> **Exercise prompt**:
Search the data below for the word "index" and report how many lines contain it, with no added words.

> **Extracted data**:

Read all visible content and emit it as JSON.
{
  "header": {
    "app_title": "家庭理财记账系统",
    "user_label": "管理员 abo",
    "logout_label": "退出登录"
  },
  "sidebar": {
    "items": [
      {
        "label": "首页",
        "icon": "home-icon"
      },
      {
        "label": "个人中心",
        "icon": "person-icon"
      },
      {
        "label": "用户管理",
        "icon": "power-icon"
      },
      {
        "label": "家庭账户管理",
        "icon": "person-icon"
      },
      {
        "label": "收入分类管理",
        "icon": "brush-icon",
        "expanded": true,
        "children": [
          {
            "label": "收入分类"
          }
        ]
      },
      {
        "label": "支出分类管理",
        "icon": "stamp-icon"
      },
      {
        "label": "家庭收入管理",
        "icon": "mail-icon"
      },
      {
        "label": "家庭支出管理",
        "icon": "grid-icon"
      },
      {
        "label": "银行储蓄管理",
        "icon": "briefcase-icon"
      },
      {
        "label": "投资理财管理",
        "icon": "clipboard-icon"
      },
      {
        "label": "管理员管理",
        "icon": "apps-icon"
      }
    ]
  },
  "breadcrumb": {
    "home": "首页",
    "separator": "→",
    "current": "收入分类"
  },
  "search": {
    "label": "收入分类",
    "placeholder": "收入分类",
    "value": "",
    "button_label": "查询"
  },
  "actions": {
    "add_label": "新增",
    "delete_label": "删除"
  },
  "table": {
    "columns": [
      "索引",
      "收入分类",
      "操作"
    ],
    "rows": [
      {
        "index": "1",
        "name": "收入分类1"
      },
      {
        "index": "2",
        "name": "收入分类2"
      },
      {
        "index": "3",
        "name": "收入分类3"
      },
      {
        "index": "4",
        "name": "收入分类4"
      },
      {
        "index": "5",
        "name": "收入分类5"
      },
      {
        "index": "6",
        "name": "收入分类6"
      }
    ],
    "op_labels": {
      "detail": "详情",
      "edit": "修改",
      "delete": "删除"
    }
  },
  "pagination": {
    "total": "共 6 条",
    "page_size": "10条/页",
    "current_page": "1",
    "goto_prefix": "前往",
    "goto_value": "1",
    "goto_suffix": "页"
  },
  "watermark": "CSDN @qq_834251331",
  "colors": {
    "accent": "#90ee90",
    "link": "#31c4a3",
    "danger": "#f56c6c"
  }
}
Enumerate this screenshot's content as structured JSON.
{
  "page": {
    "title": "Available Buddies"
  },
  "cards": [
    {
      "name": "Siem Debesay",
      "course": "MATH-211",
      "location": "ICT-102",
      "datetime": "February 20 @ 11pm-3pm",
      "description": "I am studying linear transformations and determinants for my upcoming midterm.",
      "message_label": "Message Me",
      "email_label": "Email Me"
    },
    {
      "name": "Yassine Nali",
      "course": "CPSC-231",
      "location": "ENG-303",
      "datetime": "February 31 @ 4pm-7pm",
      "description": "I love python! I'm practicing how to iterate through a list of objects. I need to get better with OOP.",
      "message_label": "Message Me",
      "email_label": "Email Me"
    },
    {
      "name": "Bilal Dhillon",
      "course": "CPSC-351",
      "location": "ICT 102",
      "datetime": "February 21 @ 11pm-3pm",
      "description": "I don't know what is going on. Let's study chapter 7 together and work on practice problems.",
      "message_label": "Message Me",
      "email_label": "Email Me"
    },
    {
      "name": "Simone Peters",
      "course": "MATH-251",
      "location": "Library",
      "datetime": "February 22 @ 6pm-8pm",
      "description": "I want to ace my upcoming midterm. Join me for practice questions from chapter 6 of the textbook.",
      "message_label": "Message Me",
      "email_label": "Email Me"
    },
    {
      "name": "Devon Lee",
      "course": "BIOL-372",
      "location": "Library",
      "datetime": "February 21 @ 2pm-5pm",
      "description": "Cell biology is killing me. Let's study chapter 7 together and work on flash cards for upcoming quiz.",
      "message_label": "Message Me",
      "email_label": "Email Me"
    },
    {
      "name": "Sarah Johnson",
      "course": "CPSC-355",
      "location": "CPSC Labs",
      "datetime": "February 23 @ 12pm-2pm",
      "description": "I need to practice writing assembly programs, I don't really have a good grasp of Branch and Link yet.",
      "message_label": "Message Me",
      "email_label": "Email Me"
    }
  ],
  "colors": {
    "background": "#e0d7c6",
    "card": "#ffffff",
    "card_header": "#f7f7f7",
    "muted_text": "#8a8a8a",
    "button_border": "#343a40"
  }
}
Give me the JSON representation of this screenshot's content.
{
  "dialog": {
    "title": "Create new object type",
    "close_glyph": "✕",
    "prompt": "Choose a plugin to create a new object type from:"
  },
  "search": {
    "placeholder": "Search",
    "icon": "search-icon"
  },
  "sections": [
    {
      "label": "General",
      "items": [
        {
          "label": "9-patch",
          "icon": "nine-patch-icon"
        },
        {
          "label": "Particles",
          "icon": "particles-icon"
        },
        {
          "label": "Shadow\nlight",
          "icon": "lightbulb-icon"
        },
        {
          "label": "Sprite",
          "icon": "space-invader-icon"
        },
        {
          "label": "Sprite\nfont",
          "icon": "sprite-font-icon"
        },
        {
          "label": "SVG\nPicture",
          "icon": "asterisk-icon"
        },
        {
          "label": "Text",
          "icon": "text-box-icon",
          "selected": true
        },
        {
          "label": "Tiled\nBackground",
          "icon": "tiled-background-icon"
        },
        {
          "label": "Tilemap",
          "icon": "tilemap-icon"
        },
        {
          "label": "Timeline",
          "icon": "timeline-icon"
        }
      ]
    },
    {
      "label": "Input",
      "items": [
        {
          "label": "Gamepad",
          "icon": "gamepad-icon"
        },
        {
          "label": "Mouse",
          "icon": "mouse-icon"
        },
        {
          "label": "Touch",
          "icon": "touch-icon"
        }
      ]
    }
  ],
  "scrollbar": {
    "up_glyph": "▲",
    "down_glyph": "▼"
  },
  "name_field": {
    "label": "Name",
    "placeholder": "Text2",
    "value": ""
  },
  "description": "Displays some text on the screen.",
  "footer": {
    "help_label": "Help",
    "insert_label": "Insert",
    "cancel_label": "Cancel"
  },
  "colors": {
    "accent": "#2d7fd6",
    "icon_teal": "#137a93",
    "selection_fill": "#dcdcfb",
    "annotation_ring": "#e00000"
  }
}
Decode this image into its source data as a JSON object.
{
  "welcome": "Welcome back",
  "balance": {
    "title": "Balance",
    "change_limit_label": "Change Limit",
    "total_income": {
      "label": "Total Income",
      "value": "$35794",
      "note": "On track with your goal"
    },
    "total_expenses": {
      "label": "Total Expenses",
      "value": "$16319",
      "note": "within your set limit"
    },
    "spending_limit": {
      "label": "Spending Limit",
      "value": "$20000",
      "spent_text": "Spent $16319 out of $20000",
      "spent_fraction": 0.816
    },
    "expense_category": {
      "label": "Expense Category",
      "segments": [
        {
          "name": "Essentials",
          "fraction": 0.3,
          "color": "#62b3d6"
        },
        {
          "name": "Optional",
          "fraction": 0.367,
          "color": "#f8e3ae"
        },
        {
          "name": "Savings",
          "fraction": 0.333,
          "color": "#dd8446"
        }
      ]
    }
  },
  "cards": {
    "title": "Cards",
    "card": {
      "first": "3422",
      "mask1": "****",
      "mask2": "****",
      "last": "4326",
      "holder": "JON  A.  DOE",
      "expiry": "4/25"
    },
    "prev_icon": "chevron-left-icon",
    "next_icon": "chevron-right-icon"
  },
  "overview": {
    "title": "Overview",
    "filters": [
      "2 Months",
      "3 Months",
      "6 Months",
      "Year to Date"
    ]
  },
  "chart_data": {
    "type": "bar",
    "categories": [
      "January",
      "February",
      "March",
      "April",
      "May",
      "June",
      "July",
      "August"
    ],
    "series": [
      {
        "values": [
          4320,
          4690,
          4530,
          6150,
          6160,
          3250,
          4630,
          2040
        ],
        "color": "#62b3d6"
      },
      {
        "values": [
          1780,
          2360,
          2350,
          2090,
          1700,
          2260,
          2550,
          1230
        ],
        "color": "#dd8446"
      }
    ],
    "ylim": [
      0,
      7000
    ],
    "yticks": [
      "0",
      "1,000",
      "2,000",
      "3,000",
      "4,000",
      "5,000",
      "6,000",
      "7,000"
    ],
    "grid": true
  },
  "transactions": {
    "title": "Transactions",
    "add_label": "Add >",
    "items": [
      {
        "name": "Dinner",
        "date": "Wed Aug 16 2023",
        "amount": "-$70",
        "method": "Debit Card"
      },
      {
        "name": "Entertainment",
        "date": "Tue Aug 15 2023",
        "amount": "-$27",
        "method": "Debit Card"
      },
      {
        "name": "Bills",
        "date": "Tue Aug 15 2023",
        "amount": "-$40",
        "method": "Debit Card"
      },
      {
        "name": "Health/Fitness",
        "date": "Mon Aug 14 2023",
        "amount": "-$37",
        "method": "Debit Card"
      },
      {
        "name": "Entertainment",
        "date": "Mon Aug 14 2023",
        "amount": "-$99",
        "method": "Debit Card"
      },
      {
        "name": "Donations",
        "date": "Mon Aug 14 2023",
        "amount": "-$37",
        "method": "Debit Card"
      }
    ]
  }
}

> **Expected answer**:
6